◆ **Dataset excerpts**:
--- --- ---
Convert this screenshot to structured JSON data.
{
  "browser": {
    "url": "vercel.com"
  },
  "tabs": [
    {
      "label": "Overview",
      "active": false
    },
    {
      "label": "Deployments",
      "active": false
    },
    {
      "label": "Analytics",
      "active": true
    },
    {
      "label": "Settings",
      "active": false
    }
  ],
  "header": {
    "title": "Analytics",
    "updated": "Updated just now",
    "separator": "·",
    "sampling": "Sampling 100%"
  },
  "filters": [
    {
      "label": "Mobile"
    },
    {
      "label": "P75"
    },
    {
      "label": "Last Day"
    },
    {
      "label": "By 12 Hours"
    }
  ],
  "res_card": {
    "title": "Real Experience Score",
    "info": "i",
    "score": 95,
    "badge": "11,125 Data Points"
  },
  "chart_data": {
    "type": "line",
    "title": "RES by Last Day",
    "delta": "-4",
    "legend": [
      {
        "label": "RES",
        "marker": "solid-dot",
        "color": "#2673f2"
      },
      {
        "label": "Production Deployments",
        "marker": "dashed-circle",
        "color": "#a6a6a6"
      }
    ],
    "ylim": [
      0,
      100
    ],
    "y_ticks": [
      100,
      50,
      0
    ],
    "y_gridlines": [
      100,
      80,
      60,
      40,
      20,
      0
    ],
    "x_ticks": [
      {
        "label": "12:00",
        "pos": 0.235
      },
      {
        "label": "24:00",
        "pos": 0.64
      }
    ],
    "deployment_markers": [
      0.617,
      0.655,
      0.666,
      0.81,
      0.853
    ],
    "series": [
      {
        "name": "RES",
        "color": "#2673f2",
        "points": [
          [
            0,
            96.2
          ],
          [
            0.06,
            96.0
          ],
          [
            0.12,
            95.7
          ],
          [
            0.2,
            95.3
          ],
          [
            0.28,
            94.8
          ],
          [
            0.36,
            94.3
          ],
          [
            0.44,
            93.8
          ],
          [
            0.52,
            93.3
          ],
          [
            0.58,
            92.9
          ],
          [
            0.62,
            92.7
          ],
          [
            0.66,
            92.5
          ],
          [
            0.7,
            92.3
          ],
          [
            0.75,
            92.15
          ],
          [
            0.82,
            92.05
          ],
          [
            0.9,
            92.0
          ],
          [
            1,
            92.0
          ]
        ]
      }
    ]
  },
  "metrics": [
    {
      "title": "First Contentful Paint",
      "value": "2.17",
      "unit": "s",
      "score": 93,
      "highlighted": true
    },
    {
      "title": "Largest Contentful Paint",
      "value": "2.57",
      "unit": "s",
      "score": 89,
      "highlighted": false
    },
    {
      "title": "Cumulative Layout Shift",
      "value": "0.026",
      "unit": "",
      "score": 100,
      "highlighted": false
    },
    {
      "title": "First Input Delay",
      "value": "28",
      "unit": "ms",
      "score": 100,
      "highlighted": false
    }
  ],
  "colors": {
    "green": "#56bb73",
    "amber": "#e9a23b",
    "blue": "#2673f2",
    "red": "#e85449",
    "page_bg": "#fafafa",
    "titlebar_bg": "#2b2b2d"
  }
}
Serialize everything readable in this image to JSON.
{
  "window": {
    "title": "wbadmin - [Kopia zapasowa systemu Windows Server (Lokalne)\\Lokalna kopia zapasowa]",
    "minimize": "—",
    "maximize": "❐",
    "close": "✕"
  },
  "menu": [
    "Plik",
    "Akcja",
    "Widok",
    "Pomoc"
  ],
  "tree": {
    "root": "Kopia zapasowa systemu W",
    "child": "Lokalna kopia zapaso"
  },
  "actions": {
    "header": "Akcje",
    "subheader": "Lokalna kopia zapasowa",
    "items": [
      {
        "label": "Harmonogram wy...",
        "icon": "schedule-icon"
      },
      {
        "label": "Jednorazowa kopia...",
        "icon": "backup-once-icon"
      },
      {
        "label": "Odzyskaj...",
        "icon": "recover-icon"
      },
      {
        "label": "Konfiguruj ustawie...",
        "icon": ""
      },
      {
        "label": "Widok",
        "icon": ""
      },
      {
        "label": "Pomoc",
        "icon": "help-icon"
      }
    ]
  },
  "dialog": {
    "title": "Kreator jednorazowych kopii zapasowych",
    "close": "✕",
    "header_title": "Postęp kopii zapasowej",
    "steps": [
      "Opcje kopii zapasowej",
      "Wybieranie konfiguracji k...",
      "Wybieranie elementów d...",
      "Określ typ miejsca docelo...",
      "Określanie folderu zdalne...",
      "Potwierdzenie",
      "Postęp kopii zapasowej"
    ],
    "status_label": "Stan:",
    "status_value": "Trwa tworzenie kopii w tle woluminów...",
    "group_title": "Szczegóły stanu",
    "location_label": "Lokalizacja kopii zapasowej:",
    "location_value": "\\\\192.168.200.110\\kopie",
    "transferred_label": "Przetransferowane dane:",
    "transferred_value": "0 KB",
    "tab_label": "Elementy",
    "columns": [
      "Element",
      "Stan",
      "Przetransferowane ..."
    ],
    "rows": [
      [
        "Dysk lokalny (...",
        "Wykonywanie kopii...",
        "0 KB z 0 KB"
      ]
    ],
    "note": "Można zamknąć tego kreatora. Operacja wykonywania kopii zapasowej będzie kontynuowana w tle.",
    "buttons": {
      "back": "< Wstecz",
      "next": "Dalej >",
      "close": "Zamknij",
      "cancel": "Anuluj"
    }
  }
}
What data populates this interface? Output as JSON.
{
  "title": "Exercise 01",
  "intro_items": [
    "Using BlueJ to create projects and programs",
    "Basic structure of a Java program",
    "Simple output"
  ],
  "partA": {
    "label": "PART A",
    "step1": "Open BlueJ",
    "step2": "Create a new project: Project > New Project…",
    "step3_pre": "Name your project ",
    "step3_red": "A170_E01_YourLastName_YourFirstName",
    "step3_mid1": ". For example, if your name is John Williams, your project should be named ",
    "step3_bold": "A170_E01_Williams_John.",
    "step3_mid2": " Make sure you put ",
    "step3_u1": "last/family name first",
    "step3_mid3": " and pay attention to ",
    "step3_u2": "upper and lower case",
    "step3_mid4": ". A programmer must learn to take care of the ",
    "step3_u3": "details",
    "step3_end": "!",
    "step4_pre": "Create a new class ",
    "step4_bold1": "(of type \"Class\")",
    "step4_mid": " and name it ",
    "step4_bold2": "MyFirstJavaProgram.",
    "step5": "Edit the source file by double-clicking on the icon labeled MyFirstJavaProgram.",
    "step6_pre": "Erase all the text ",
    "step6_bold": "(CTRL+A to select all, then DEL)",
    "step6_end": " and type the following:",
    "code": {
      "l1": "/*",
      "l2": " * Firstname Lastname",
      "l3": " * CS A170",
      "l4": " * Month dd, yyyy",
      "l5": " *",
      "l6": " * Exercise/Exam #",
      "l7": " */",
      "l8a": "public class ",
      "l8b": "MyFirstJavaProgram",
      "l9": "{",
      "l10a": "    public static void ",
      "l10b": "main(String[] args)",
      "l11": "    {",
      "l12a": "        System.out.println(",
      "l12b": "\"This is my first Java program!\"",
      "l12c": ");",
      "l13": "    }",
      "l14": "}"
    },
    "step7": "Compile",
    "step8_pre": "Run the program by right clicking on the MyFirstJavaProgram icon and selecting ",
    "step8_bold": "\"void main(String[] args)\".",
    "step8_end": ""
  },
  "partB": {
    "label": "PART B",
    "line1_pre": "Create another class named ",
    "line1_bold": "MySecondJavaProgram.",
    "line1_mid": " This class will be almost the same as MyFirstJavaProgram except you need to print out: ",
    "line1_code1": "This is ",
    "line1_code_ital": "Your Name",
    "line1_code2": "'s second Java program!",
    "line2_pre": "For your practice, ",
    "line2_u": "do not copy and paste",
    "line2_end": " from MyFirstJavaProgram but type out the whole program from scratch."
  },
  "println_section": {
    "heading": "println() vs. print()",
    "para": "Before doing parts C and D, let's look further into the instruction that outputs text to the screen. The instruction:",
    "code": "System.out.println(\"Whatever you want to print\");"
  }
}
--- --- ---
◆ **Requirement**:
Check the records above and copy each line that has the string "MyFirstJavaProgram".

◆ **Written answer**:
    "step4_bold2": "MyFirstJavaProgram.",
    "step5": "Edit the source file by double-clicking on the icon labeled MyFirstJavaProgram.",
      "l8b": "MyFirstJavaProgram",
    "step8_pre": "Run the program by right clicking on the MyFirstJavaProgram icon and selecting ",
    "line1_mid": " This class will be almost the same as MyFirstJavaProgram except you need to print out: ",
    "line2_end": " from MyFirstJavaProgram but type out the whole program from scratch."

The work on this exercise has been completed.